> [What you should do]: In the records below, count every line containing "تومان". Reply with the number only.

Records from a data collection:
- - -

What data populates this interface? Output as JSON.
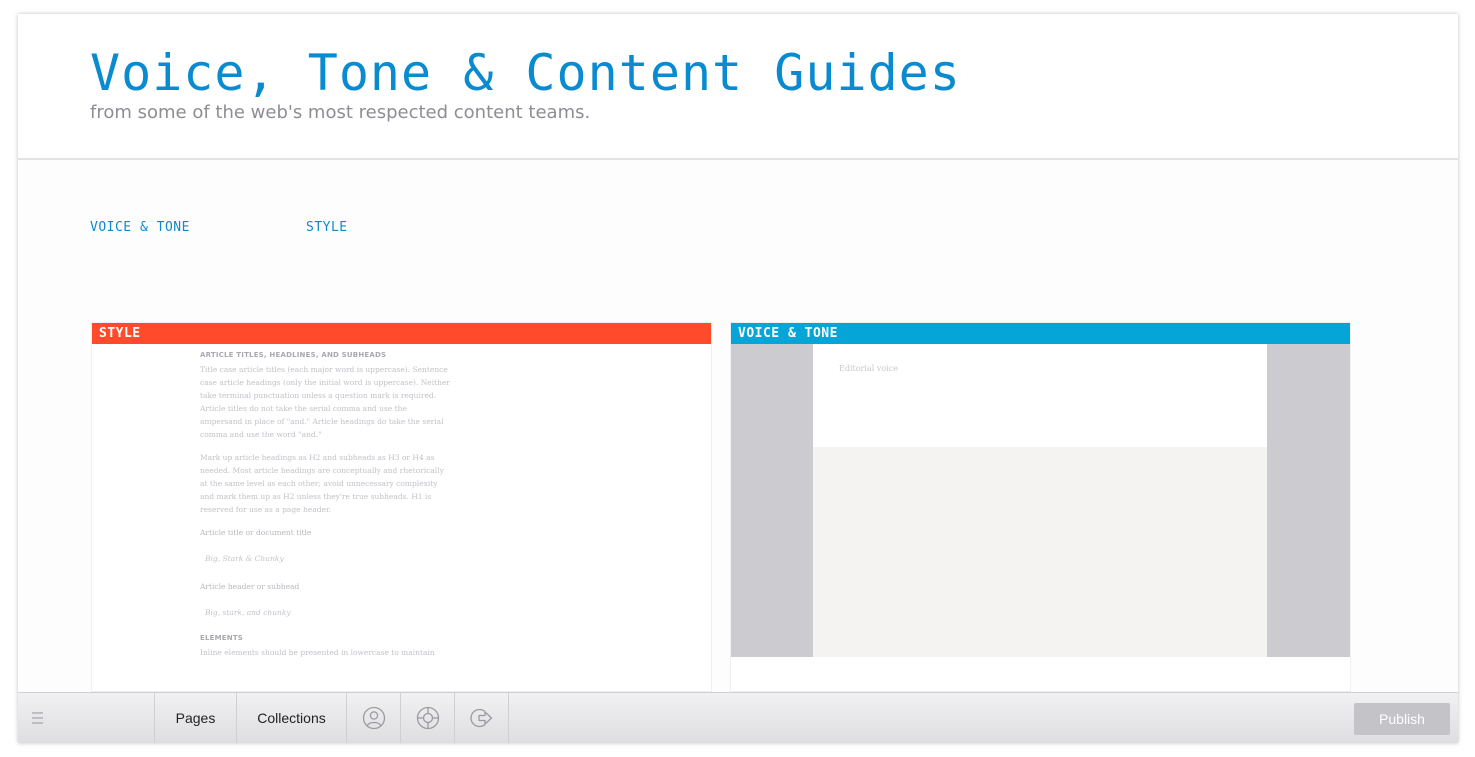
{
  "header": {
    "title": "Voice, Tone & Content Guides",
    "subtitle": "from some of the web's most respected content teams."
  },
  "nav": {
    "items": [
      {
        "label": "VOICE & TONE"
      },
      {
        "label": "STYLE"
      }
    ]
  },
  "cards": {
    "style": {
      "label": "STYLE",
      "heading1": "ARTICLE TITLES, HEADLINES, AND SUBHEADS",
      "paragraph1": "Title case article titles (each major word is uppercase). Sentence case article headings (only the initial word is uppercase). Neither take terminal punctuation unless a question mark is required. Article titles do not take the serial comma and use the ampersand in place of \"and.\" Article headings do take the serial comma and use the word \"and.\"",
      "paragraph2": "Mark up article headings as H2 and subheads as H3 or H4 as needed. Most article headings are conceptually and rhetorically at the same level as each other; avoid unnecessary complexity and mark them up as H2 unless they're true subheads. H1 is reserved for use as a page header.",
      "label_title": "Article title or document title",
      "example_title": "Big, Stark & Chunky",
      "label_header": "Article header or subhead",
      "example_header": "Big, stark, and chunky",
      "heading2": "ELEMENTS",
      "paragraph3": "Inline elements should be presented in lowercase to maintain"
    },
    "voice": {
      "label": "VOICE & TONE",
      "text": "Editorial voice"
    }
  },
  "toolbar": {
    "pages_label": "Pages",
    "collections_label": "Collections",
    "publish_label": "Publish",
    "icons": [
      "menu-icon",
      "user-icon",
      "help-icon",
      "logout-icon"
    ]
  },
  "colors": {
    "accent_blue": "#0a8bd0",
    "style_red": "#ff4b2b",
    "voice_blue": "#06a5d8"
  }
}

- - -

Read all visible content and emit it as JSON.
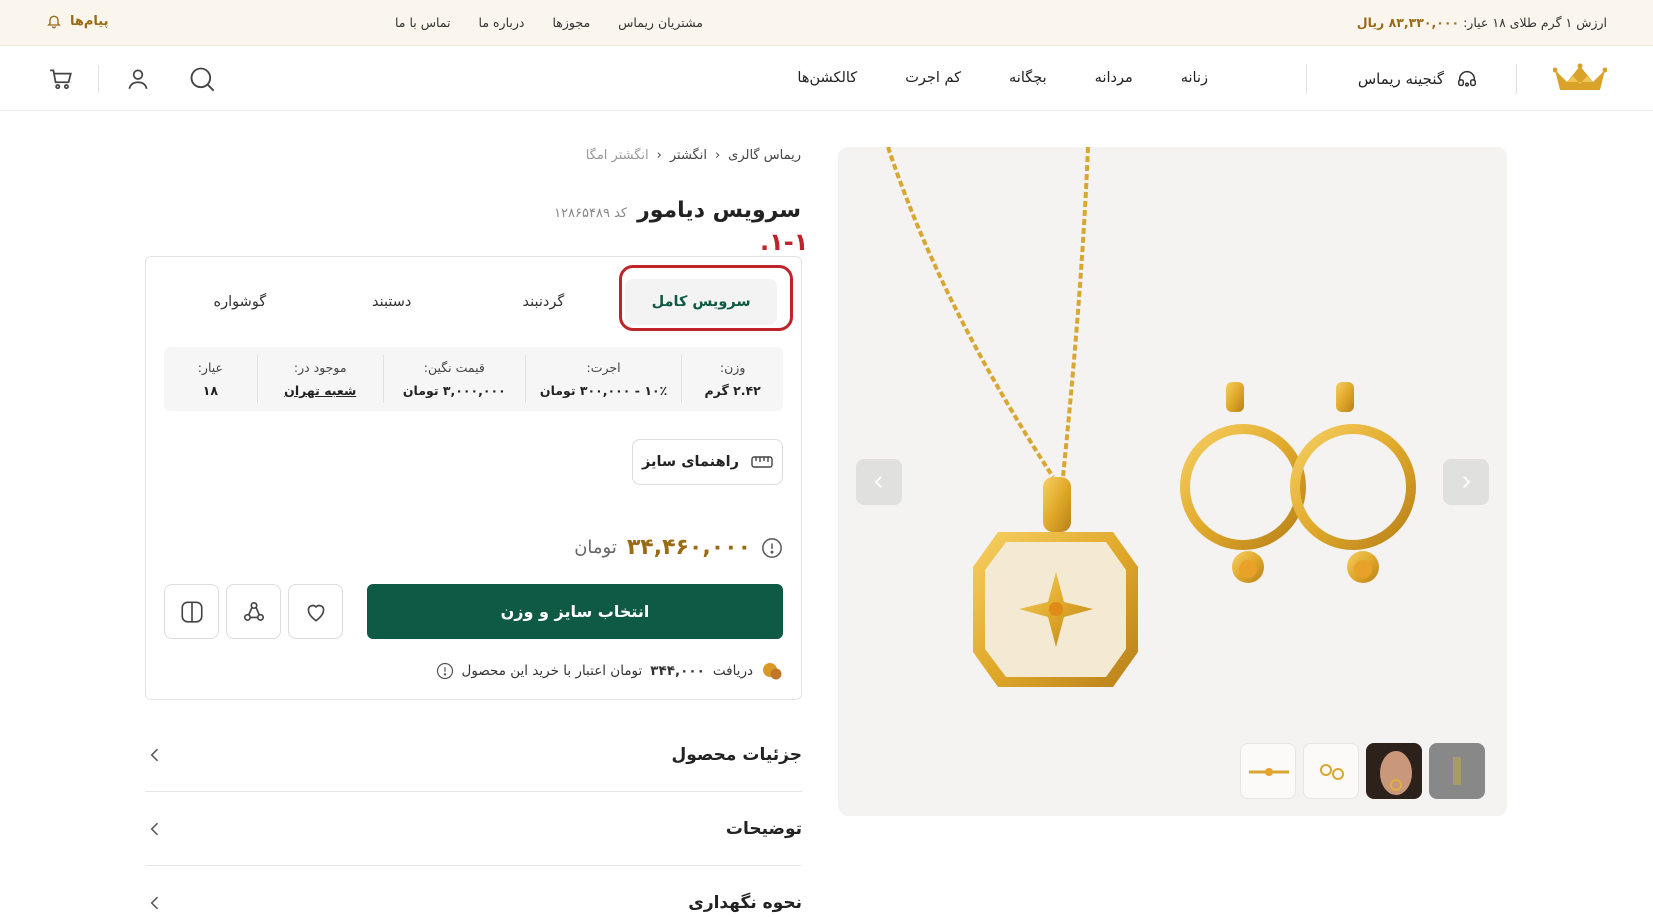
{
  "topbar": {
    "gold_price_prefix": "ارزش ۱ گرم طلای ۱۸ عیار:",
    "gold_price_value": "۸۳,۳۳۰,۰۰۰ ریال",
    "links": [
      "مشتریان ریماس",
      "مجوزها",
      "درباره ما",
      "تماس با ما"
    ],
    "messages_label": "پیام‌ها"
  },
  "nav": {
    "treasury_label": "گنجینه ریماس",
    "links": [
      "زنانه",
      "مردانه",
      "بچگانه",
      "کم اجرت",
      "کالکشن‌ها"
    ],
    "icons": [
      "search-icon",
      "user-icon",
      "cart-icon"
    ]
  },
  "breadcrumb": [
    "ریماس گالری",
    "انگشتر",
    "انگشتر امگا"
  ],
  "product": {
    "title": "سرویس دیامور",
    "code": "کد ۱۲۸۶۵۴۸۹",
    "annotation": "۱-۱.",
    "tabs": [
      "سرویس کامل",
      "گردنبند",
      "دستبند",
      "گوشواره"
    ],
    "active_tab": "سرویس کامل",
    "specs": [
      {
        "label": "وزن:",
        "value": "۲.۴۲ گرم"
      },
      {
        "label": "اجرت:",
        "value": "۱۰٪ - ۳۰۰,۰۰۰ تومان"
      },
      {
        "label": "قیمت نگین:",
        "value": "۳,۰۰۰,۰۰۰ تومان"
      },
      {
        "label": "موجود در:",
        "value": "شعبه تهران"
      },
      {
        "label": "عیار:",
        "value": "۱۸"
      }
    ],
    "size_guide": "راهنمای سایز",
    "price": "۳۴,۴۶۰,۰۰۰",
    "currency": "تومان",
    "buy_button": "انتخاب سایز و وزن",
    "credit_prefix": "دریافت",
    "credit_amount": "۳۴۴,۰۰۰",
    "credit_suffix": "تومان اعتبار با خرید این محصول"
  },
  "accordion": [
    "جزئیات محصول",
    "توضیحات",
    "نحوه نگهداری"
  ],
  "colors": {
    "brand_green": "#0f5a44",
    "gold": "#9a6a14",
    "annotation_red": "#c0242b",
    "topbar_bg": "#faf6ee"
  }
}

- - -

> [Task response]: 4